◆ What to do: Every line in the data below that holds "kind" should be found and copied.

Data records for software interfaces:

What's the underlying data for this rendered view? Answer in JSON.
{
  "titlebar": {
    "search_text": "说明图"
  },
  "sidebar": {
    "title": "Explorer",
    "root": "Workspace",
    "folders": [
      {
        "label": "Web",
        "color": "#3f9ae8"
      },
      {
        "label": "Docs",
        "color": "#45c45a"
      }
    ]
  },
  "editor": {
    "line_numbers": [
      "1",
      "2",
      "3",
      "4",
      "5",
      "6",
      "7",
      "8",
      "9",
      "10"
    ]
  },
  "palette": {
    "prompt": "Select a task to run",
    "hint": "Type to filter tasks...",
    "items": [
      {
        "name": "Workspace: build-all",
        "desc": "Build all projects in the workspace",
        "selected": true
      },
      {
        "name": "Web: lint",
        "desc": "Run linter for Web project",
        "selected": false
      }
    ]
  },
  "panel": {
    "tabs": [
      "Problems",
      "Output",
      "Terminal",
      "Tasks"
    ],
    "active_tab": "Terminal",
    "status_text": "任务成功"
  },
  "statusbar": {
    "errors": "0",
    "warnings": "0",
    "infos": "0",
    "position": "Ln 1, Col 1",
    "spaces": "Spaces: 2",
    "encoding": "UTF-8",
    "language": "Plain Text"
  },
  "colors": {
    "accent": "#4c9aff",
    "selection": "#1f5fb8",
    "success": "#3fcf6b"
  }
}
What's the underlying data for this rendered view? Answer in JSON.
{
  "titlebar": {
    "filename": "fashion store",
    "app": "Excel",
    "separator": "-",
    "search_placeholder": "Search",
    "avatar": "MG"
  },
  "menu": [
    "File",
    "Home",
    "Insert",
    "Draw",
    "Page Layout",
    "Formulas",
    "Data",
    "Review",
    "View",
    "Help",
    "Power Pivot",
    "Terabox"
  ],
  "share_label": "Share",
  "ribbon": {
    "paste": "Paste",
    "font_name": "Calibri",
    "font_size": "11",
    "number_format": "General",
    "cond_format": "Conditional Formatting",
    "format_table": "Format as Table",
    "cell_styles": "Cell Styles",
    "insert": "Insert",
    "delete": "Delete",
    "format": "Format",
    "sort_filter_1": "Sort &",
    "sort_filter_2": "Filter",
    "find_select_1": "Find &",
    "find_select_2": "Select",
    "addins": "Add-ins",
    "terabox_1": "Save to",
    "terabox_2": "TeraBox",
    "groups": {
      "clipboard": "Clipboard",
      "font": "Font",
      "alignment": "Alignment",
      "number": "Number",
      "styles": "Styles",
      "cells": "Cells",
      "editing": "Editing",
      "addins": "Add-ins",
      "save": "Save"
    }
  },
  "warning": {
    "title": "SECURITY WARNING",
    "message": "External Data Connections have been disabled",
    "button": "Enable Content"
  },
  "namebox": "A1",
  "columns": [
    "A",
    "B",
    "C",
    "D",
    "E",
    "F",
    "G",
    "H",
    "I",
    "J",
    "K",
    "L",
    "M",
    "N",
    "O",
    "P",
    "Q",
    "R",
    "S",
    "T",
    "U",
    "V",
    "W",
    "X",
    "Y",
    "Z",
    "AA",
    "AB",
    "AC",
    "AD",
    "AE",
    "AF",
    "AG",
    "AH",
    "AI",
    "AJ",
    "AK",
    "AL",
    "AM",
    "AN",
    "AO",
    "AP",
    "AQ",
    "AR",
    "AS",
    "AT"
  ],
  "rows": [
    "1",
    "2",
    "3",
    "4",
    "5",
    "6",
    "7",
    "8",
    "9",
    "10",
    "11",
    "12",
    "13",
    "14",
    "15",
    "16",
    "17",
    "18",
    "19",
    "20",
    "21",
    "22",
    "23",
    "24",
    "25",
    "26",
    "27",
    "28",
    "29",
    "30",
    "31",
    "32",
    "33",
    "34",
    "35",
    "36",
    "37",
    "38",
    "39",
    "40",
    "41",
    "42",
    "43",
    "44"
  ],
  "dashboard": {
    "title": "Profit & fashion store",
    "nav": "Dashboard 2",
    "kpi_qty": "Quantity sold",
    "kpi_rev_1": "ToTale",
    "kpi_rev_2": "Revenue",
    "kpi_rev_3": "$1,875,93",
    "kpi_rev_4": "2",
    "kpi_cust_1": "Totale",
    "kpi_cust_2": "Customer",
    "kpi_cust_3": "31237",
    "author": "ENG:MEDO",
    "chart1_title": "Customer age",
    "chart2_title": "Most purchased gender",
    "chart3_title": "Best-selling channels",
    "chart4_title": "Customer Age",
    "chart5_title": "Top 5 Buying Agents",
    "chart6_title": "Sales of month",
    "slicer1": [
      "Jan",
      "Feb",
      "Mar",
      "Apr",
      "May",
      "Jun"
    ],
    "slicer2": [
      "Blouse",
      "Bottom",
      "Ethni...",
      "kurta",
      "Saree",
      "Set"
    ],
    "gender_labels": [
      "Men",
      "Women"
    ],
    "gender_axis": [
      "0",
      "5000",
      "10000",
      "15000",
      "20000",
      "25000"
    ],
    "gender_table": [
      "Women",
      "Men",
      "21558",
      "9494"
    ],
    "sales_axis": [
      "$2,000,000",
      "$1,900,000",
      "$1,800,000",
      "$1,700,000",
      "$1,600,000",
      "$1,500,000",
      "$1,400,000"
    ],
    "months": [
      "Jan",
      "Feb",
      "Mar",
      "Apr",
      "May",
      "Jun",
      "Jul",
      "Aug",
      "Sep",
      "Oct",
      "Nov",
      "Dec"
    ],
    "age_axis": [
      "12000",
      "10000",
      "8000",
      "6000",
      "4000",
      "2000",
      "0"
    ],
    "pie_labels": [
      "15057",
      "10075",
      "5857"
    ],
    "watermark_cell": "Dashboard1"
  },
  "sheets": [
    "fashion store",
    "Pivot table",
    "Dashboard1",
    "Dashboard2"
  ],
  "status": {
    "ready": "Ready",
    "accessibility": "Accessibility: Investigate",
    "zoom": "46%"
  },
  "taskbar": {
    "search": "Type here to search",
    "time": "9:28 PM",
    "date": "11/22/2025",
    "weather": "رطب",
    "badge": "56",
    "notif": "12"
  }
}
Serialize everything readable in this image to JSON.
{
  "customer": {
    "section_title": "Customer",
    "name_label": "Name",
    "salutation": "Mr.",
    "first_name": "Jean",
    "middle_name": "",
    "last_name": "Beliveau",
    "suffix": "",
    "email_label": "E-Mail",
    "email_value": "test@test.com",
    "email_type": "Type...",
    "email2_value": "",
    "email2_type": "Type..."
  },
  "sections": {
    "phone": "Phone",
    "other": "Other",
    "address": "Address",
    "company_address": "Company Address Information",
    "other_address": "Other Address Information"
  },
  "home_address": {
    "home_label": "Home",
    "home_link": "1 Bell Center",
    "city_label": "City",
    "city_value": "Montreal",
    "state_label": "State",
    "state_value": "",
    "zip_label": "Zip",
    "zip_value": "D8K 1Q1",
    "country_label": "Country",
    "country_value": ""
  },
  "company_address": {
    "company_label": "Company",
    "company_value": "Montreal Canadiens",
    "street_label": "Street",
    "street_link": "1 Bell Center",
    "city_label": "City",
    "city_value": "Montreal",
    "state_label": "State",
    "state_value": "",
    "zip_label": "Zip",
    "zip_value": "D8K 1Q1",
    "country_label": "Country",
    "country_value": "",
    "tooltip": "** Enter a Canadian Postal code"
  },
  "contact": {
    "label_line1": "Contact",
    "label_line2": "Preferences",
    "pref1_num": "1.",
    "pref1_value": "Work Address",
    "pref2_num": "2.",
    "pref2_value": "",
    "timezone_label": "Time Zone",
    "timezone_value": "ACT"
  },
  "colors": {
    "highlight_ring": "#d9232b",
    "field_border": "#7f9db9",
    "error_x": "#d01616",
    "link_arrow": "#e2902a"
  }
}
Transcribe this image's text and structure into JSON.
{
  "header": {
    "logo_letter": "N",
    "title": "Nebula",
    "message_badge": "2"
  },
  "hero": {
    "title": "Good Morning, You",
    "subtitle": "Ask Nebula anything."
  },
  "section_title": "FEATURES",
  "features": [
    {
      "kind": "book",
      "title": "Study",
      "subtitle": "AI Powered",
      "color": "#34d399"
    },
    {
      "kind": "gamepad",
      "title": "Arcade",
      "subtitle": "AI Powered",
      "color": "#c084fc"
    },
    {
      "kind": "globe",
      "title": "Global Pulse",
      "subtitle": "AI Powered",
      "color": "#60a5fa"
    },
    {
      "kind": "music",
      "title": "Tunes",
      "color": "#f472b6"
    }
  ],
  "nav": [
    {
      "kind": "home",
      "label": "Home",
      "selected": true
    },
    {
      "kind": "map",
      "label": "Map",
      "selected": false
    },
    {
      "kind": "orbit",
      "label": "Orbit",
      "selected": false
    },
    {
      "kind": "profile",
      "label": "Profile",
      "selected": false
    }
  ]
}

◆ Finished exercise:
      "kind": "book",
      "kind": "gamepad",
      "kind": "globe",
      "kind": "music",
      "kind": "home",
      "kind": "map",
      "kind": "orbit",
      "kind": "profile",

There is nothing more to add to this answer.